Write out every line below that contains "allegato".
====
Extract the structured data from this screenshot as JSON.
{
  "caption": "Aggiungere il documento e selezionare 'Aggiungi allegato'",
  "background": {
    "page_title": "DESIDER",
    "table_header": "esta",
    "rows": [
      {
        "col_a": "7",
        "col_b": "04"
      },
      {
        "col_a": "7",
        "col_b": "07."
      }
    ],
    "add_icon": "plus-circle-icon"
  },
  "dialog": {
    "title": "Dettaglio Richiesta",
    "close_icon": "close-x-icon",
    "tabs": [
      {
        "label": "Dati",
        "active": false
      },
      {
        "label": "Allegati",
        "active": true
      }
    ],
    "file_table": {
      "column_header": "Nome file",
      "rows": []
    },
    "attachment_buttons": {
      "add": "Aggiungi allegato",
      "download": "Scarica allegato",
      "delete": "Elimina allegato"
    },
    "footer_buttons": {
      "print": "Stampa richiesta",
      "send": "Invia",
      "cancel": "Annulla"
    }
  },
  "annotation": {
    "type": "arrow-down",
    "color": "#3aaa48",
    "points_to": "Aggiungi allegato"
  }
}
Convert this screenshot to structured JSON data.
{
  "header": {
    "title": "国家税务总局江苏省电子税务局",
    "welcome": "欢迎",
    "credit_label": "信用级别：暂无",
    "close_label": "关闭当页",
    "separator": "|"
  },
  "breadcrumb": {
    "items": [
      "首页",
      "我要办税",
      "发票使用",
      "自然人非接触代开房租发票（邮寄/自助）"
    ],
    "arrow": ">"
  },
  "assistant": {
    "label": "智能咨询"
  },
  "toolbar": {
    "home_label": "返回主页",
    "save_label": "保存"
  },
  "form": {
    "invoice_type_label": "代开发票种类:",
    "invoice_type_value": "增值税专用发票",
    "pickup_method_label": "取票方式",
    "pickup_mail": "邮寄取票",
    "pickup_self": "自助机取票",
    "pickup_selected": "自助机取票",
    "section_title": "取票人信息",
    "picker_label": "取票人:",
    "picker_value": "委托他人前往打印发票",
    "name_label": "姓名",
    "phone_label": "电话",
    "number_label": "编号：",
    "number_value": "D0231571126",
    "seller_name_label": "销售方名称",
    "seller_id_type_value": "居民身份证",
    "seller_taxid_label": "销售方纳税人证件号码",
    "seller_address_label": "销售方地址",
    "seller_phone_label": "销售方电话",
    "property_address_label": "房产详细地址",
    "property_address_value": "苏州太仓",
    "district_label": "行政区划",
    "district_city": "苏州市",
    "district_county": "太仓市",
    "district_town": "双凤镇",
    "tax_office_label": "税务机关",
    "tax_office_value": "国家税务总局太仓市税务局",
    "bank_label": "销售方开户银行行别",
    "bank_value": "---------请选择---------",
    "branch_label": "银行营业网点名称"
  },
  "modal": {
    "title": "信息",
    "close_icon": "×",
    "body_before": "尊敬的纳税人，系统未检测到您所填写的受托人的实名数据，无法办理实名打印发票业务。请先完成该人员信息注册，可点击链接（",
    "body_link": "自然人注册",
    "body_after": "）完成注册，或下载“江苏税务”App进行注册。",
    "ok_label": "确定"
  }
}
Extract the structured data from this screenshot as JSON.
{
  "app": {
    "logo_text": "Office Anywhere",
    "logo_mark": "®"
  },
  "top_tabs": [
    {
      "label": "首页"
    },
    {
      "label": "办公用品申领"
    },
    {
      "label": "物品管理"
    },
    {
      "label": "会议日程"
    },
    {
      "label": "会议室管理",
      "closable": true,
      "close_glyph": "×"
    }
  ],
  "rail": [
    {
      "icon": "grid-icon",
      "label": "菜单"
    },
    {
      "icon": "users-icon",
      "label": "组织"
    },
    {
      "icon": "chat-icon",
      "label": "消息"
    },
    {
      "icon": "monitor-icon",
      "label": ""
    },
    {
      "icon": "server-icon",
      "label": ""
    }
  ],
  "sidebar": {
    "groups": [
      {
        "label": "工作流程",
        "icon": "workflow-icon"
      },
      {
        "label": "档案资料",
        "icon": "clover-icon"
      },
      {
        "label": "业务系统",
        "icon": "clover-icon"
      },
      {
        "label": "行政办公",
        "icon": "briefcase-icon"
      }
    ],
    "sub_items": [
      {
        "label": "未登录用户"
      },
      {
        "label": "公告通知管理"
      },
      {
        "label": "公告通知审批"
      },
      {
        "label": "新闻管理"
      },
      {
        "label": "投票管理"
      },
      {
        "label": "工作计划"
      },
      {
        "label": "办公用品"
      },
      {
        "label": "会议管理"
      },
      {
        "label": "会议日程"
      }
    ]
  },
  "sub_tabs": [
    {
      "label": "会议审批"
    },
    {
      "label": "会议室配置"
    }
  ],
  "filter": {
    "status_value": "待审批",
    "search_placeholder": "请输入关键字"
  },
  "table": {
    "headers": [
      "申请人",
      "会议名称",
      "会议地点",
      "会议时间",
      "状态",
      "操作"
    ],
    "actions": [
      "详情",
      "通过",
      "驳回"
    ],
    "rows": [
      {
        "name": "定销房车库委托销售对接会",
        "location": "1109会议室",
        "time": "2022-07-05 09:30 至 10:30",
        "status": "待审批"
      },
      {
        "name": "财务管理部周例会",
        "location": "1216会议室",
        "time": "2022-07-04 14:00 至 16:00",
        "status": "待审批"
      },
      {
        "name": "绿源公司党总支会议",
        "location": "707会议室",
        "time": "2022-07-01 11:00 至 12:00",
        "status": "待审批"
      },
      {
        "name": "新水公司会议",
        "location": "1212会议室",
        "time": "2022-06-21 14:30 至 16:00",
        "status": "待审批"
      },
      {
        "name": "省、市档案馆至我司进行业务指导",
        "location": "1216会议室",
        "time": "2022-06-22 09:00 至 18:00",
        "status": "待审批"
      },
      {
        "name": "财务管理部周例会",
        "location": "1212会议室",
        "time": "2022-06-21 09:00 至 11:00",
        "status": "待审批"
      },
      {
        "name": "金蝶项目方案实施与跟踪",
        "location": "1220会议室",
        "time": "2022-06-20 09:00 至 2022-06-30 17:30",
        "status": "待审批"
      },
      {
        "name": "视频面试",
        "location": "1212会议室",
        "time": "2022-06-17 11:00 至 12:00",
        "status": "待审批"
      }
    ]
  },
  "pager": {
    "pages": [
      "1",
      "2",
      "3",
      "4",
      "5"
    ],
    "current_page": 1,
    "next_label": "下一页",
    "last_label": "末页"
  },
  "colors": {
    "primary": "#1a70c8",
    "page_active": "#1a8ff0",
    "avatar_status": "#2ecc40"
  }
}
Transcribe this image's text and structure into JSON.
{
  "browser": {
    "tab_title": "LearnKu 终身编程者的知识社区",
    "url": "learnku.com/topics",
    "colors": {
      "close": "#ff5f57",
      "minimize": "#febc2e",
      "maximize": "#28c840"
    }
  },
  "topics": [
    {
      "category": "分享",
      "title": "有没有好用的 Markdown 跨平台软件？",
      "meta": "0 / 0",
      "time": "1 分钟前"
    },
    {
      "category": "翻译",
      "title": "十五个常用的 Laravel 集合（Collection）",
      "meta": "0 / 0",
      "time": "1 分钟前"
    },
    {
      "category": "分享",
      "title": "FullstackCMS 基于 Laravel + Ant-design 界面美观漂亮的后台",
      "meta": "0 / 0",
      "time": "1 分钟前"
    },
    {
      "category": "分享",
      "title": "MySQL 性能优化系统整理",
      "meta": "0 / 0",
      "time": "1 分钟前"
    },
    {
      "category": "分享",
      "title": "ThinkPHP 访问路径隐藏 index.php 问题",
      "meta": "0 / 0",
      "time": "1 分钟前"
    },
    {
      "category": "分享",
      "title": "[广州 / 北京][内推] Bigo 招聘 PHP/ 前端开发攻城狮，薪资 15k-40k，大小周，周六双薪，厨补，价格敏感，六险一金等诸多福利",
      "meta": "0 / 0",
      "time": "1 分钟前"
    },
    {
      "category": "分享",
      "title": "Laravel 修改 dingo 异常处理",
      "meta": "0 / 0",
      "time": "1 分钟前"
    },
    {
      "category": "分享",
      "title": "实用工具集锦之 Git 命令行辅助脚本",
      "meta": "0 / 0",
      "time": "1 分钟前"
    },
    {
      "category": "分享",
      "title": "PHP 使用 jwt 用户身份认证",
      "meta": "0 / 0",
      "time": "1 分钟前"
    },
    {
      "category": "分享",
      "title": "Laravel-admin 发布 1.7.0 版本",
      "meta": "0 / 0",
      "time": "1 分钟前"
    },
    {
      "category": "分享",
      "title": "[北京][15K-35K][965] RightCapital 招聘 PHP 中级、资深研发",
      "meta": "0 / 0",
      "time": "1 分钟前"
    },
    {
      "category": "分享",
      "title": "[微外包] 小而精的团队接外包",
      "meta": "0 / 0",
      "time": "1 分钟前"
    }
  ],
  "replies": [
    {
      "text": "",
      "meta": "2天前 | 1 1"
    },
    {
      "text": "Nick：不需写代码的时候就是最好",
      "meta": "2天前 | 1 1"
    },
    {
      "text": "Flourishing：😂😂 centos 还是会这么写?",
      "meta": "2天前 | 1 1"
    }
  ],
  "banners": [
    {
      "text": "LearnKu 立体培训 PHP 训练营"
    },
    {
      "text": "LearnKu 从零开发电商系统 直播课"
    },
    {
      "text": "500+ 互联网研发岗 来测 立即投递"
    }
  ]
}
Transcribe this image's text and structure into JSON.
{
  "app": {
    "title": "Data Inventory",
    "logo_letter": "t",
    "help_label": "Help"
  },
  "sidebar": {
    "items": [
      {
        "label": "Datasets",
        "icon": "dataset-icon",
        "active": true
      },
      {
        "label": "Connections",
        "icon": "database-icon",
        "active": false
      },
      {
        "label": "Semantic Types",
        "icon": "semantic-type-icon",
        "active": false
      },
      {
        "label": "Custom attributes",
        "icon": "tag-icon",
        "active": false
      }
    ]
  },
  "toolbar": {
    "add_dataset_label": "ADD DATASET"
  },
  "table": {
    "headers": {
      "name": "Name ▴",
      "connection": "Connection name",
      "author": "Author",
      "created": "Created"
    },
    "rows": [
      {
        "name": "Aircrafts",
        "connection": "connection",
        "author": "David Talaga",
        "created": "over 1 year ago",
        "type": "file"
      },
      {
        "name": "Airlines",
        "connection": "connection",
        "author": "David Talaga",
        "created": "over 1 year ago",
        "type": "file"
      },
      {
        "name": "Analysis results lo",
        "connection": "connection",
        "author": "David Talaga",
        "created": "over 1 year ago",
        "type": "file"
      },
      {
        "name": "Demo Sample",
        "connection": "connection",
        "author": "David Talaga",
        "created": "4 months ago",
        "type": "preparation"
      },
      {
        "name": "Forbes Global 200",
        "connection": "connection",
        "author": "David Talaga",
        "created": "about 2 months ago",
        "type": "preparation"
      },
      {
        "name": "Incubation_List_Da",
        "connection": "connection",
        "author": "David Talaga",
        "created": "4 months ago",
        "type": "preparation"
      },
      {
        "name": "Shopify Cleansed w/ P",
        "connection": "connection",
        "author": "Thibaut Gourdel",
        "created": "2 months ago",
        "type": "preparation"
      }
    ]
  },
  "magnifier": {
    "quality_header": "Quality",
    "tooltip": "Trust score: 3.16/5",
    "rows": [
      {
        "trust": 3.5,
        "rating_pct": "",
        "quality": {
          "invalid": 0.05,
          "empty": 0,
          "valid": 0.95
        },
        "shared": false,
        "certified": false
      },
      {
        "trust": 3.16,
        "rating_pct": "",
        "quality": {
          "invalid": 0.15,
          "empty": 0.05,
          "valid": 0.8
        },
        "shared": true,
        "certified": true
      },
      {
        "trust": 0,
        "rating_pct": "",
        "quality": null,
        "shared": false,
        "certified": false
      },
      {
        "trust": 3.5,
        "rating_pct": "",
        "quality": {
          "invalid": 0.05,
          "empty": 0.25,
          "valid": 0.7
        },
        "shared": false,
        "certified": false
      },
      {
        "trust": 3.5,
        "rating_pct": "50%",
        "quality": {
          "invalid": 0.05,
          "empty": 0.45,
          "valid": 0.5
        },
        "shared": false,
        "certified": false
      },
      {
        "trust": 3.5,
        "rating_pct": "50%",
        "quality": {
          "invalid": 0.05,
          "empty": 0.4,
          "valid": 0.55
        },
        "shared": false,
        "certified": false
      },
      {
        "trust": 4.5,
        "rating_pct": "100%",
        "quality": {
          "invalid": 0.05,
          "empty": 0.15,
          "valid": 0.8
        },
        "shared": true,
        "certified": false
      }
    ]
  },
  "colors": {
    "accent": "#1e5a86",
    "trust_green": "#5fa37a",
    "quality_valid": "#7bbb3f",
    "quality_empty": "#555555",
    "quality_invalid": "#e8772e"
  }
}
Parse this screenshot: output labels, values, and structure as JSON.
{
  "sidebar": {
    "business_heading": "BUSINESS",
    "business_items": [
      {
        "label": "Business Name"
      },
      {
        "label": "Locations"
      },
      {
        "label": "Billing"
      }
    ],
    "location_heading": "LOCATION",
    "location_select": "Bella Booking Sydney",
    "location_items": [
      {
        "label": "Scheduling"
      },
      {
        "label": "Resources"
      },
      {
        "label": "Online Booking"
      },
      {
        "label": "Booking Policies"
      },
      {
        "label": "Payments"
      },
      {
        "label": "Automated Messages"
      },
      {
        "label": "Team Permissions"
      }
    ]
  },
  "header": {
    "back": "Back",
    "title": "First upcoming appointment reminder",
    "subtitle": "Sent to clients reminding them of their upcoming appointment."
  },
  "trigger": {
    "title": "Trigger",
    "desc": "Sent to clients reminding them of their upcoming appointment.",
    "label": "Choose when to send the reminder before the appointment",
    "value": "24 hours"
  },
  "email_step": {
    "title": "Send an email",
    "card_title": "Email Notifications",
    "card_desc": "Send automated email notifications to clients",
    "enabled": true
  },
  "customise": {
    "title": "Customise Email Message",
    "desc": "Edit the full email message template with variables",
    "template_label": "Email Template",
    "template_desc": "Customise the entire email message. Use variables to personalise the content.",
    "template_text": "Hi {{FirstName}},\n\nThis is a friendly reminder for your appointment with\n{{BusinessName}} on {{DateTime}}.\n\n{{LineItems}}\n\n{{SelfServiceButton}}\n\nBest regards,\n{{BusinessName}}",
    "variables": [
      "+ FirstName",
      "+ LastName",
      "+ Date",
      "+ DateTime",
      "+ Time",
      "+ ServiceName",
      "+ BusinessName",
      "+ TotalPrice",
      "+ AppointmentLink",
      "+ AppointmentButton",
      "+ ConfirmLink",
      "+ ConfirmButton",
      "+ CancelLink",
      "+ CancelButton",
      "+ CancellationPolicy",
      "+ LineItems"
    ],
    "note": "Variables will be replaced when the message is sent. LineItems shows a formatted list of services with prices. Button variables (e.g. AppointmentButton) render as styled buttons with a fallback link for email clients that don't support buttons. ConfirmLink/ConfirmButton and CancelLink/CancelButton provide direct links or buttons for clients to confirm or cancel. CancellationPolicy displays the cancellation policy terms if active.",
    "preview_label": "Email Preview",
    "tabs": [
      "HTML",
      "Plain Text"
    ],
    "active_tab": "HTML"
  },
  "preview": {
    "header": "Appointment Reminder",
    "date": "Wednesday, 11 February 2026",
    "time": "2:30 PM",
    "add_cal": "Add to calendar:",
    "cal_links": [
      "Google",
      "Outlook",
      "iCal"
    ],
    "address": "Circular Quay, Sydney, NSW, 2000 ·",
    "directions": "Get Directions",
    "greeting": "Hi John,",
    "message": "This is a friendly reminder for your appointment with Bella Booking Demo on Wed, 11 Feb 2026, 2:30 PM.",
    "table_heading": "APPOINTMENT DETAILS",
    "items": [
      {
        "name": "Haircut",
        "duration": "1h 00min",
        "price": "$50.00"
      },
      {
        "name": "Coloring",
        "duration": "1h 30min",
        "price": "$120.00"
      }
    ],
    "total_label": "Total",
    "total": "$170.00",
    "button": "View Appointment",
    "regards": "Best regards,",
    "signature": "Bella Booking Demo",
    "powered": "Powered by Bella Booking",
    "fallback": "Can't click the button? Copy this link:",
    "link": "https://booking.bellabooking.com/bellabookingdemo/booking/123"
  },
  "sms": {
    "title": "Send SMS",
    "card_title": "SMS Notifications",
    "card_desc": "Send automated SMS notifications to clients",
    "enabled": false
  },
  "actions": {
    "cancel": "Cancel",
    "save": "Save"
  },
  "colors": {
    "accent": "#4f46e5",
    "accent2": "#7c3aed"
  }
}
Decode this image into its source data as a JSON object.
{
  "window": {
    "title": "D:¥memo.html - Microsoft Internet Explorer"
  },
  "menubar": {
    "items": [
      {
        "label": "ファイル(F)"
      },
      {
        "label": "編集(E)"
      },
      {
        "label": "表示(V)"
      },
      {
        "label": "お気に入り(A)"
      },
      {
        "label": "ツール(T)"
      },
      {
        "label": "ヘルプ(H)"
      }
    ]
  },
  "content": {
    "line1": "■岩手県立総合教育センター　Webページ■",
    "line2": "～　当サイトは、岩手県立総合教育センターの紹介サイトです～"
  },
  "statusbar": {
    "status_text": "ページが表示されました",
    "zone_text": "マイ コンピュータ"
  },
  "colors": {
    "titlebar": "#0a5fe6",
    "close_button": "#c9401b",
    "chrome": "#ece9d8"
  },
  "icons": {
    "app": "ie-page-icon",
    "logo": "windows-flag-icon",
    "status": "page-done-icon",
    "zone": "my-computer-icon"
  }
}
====
> _Answer to the exercise_
  "caption": "Aggiungere il documento e selezionare 'Aggiungi allegato'",
      "add": "Aggiungi allegato",
      "download": "Scarica allegato",
      "delete": "Elimina allegato"
    "points_to": "Aggiungi allegato"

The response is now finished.